Why are we so fascinated with fireworks?

The firework display industry in our country is positively booming. Think of any major sporting event – from the Olympic Games to the Rugby World Cup – summer parties and festivals, weddings and even the odd funeral, and fireworks have become a technicolour backdrop to a moment of celebration or remembrance. We’ve come a long way from the days when fireworks were largely confined to a night or two in November, and New Year celebrations in major cities.

Here in Plymouth, of course, fireworks figure spectacularly in the city’s calendar, with the annual British Firework Championships at the heart of the pyrotechnic popularity boom. This week will see the 20th staging of the event, which brings ‘firers’ from around the country to entertain and amaze crowd in their thousands over Plymouth Hoe. On a warm and clear evening, with reds, blues, greens and golds blooming in the sky and reflected in the water, it is as spectacular a sight as one could wish for.

People are fascinated by pyrotechnics. In an age when highly-polished and sophisticated computer generated images are the norm, a live firework display feels like ‘border country’. It’s a rare mix of controlled, careful choreography with that exciting sense that anything might happen. For, while almost all large displays are fired electrically, once that electrical pulse is turned into fire, the device is unstoppable. It’s a hypnotic cocktail of science and spectacle, raw power and beauty, colour and noise.

And here’s another reason why we love fireworks – they are transient, and we know they will inevitably come to an end leaving us wanting more. At a time when we are able to find anything on the web, and our favourite television shows are held in stasis for us, accessible at the touch of a button, we, the firework spectator, have no agency over the display nor the length of time they light up our retinas. Even a large ‘weeping willow’ lasts only a few seconds as it hangs in the sky. To appreciate a display, you have to be there – like a great gig or a live sporting event.
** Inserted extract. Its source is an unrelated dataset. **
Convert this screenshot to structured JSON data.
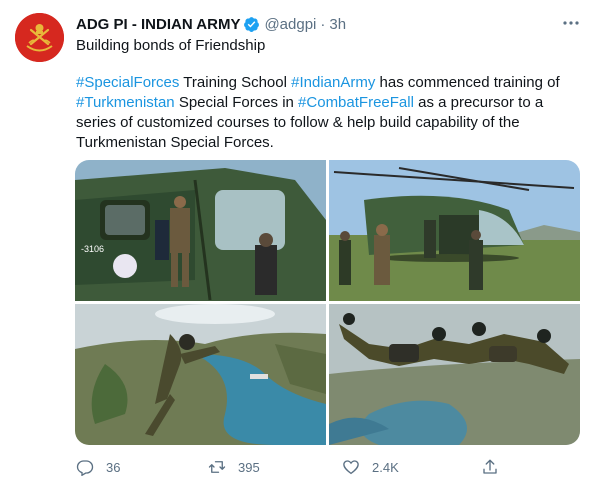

Clips delivered via the internet are pallid representations of the real; no technology can replicate the vibration that you feel in your stomach when that shell explodes in the sky; no camera can truly capture the kaleidoscope of colour and light. A good choreographer will ensure that there’s an ebb and flow to a display so that the audience is wondering what’s next at some points and are fully aware that there’s a build up to something big at others. Some of my favourite displays are synchronised to music.

Dr Roy Lowry

My hope is that fireworks will excite young (and not so young) minds to ask how and why such things happen and hence to delve deeper into science.

Read more about Dr Roy Lowry

I have had the privilege of being a ‘firer’ for a while now, and even though I know the huge amount of preparation that goes on behind the scenes, it does nothing to diminish the thrill I experience at a good show. They can take up to 100 person-hours to set up (yes – there’s quite a few lady firers) and it’s physically intensive – all gaffer tape, hammers and cabling. I do a number of shows every year thanks to a friend who now runs his own display company. We met ten years ago, when I was part of the team that set the then world record for the most number of rockets fired in 30 seconds – 56,405! They let me push the button to set them all off – not bad for someone who was scared of fireworks as a child!

I use some of that thrill and tension in my work as a chemistry lecturer, and in particular the ‘Pyromania’ show that I take to schools and use to engage people with science. In fact, it’s earned me the affectionate nickname of ‘Rocket Man’ at Plymouth University. Students, schoolchildren, even adults, don’t want to listen to me talking about chemical processes for 50 minutes! So I use practical demonstrations, which I like to think of as ‘coat hooks in the brain’. They create the ‘wow’, which enables me to follow up with a whole number of ‘hows’. Why talk about how firework colours are created when you can make six feet of flame in red, yellow or green? Experiments like this are the shop window for science. My hope is always that they will excite minds, prompting them to ask how and why such things happen and hence to delve deeper into science. One of my favourites is where I produce a two-storey sheet of flame from a single packet of Angel Delight. It demonstrates that you can have all the fuel in the world, but if you don’t have oxygen from the air then you won’t get the reaction. I did it in a school once, and the flames went right across the ceiling!

Flames across the ceiling, fireworks arcing across the night sky: Guy Fawkes might have failed in his gunpowder plot, and we’ve pretty much forgotten the historic symbolism behind such displays – but the legacy is alive and well. Fireworks continue to thrill and amaze minds of all ages and at all times of the year and as far as I can see, always will!